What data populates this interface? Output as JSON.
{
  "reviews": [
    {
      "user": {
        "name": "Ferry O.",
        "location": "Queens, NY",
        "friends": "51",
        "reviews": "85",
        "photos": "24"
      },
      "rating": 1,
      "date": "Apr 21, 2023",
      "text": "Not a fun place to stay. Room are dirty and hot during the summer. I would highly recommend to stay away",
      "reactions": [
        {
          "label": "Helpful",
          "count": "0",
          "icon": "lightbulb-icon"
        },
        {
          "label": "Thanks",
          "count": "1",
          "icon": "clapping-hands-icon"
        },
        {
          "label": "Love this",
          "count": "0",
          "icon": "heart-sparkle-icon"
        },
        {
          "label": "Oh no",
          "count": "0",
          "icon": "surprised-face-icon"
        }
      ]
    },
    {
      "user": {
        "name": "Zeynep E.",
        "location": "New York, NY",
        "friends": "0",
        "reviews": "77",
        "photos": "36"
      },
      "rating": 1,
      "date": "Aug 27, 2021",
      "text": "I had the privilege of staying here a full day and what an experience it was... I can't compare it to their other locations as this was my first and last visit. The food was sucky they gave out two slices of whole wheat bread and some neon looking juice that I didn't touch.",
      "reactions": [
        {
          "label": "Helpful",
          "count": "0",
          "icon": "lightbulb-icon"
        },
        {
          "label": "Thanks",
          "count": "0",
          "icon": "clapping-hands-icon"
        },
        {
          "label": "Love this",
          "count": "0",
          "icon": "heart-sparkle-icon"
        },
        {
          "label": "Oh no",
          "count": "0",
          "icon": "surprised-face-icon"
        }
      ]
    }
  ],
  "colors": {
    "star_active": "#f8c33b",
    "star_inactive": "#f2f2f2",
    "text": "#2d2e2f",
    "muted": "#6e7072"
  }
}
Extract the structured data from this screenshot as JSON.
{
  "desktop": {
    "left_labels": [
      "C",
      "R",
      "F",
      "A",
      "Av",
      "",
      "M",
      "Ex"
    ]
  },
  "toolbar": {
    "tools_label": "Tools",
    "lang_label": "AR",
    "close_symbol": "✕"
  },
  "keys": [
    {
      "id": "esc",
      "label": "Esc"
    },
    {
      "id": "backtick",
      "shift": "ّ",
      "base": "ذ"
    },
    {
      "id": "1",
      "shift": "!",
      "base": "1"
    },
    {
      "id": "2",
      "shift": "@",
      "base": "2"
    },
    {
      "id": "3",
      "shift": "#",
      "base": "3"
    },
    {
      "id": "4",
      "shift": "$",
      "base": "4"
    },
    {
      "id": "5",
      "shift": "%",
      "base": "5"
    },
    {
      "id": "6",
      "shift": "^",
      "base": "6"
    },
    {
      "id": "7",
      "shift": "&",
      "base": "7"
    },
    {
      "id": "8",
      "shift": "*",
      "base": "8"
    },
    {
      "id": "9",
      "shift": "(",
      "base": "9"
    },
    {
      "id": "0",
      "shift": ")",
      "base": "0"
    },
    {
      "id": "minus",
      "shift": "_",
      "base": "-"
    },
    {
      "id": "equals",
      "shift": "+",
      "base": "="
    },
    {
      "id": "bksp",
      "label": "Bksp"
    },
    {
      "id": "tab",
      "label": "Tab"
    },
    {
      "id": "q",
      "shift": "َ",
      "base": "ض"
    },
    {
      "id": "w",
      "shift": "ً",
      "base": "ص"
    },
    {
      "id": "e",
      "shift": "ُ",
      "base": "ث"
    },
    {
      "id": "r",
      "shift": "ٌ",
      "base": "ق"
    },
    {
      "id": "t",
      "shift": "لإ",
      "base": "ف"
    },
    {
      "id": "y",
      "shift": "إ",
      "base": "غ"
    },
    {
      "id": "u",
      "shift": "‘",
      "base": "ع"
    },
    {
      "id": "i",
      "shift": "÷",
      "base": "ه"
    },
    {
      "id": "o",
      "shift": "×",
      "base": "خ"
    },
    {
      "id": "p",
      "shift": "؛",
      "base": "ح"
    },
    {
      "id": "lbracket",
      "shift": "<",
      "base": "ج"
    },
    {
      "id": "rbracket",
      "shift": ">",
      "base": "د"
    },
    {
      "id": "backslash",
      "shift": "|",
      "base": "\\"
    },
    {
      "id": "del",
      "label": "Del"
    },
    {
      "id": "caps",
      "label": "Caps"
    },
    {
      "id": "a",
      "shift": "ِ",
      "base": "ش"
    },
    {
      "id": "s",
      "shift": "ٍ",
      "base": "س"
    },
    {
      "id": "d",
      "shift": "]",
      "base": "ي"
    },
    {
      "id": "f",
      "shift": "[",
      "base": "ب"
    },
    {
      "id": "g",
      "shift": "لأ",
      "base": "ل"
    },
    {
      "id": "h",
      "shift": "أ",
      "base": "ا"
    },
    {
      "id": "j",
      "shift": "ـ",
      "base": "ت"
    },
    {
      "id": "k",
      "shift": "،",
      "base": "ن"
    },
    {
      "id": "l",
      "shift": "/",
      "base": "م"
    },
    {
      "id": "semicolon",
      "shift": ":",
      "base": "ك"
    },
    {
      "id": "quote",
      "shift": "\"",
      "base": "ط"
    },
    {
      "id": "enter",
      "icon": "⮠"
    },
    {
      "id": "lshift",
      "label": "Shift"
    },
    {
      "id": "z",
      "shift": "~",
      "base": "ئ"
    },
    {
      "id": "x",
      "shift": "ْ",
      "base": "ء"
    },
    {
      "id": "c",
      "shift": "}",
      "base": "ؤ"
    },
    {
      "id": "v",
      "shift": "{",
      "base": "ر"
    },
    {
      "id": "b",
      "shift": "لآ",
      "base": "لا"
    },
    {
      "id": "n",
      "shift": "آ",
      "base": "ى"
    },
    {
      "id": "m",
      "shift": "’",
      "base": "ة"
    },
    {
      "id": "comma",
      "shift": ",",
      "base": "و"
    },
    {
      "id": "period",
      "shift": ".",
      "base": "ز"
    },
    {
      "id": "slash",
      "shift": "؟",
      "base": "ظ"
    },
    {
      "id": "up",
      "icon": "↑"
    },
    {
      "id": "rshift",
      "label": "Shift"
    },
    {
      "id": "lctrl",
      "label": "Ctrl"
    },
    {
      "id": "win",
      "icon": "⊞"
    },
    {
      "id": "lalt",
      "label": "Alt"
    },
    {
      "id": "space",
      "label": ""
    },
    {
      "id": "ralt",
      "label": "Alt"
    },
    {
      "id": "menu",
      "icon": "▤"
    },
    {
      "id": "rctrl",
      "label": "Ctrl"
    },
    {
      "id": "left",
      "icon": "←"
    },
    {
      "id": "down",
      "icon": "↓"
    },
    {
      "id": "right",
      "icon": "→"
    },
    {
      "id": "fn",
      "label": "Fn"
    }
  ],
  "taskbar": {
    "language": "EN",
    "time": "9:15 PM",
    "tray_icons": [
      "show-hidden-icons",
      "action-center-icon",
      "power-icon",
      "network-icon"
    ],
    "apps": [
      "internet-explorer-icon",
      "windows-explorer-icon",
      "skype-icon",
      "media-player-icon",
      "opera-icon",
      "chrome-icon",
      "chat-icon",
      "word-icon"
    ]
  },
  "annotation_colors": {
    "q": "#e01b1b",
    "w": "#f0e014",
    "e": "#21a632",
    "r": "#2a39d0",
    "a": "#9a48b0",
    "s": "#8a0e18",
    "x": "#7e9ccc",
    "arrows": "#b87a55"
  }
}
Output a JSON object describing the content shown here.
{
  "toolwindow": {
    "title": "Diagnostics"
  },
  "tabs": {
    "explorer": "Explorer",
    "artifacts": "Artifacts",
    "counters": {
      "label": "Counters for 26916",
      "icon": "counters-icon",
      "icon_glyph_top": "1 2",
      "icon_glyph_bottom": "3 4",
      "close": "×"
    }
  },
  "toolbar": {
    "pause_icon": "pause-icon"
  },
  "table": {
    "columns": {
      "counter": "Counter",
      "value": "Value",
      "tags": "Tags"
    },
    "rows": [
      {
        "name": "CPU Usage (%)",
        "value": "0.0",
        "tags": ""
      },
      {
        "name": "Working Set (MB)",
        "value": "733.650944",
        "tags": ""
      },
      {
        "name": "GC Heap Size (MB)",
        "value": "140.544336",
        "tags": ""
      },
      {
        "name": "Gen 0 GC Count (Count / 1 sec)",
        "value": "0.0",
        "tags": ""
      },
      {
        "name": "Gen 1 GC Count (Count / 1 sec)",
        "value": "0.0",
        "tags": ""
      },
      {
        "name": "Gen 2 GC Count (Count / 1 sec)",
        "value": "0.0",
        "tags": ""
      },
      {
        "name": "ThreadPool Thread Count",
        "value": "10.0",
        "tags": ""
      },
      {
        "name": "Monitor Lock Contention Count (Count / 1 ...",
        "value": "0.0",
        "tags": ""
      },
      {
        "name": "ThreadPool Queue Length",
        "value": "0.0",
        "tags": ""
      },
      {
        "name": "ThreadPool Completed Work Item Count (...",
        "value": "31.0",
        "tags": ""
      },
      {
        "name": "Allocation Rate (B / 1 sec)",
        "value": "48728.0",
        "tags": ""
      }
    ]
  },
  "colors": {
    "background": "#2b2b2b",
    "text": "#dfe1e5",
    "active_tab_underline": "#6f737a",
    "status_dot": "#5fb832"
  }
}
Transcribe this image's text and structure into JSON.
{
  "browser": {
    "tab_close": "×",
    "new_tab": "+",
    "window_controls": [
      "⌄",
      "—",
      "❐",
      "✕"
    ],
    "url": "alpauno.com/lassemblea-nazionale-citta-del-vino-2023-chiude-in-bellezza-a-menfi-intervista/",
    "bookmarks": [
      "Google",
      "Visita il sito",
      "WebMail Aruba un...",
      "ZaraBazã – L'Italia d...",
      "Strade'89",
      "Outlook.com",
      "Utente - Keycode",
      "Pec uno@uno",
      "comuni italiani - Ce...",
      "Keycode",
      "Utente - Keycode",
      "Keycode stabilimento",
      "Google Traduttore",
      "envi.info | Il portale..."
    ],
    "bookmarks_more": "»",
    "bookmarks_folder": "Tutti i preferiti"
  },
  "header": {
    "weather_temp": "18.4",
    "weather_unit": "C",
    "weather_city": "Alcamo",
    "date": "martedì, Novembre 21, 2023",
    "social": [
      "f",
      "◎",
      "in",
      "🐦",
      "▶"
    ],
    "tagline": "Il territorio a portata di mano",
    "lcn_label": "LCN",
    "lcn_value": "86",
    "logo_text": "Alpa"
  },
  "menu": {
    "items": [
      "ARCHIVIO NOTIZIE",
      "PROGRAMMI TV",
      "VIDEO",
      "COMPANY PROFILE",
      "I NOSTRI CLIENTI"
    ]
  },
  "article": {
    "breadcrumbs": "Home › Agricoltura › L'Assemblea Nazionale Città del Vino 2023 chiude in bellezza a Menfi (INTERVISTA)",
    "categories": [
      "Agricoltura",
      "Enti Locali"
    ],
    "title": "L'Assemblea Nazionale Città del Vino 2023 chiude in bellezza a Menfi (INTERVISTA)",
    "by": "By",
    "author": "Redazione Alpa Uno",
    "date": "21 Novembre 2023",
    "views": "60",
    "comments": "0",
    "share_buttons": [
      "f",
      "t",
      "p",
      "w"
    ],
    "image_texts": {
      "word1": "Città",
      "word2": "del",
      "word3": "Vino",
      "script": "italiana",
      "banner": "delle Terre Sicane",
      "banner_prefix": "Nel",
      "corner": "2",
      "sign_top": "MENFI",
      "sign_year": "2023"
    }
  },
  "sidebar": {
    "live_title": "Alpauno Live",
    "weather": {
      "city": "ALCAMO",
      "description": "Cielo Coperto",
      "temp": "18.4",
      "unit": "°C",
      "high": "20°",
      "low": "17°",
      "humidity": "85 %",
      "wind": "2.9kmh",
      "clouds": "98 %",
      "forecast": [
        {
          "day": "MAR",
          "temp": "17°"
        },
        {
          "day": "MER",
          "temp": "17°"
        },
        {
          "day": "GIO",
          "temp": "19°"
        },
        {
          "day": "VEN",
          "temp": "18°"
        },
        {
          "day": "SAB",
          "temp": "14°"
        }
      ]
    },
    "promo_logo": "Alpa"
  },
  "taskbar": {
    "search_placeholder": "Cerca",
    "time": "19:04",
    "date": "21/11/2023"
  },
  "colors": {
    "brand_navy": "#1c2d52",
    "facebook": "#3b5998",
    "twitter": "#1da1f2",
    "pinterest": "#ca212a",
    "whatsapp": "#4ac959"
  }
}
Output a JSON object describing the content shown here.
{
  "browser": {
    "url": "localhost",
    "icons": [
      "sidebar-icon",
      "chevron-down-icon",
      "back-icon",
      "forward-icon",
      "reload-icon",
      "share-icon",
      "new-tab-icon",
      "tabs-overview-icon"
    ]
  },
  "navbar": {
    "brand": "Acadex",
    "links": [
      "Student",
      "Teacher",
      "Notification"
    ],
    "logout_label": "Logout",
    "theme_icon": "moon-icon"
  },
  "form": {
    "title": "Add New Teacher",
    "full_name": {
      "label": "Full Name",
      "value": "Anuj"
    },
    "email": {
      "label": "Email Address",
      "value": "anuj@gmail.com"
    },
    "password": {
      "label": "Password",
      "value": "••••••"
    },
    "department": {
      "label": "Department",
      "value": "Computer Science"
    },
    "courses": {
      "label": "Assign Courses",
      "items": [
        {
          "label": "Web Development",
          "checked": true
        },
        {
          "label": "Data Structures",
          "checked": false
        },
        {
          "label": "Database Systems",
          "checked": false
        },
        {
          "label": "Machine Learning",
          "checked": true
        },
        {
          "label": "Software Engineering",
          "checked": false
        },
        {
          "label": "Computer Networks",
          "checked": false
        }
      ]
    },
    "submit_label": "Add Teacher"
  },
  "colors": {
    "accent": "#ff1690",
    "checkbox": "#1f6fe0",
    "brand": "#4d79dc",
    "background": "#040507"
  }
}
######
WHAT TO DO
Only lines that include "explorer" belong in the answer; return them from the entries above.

EXERCISE OUTPUT
      "internet-explorer-icon",
      "windows-explorer-icon",
    "explorer": "Explorer",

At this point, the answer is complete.